# TASK STATEMENT
Copy out all of the data exactly as it appears.

___ ENTRIES PROVIDED ___

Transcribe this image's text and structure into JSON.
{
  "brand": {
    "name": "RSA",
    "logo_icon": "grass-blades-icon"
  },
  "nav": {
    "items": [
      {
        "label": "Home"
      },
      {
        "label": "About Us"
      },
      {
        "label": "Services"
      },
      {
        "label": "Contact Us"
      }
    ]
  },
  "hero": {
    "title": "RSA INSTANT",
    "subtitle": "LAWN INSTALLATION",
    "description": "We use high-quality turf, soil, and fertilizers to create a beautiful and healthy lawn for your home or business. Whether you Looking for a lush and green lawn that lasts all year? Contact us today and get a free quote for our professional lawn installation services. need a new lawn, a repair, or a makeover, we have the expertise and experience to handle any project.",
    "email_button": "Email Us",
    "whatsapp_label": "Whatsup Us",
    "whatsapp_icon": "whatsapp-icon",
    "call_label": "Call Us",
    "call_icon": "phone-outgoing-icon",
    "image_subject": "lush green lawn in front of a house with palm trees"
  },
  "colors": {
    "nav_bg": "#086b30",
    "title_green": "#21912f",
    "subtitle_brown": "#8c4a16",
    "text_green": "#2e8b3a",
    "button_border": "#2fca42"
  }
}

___

# RESPONSE BOX
Transcribe this image's text and structure into JSON.
{
  "brand": {
    "name": "RSA",
    "logo_icon": "grass-blades-icon"
  },
  "nav": {
    "items": [
      {
        "label": "Home"
      },
      {
        "label": "About Us"
      },
      {
        "label": "Services"
      },
      {
        "label": "Contact Us"
      }
    ]
  },
  "hero": {
    "title": "RSA INSTANT",
    "subtitle": "LAWN INSTALLATION",
    "description": "We use high-quality turf, soil, and fertilizers to create a beautiful and healthy lawn for your home or business. Whether you Looking for a lush and green lawn that lasts all year? Contact us today and get a free quote for our professional lawn installation services. need a new lawn, a repair, or a makeover, we have the expertise and experience to handle any project.",
    "email_button": "Email Us",
    "whatsapp_label": "Whatsup Us",
    "whatsapp_icon": "whatsapp-icon",
    "call_label": "Call Us",
    "call_icon": "phone-outgoing-icon",
    "image_subject": "lush green lawn in front of a house with palm trees"
  },
  "colors": {
    "nav_bg": "#086b30",
    "title_green": "#21912f",
    "subtitle_brown": "#8c4a16",
    "text_green": "#2e8b3a",
    "button_border": "#2fca42"
  }
}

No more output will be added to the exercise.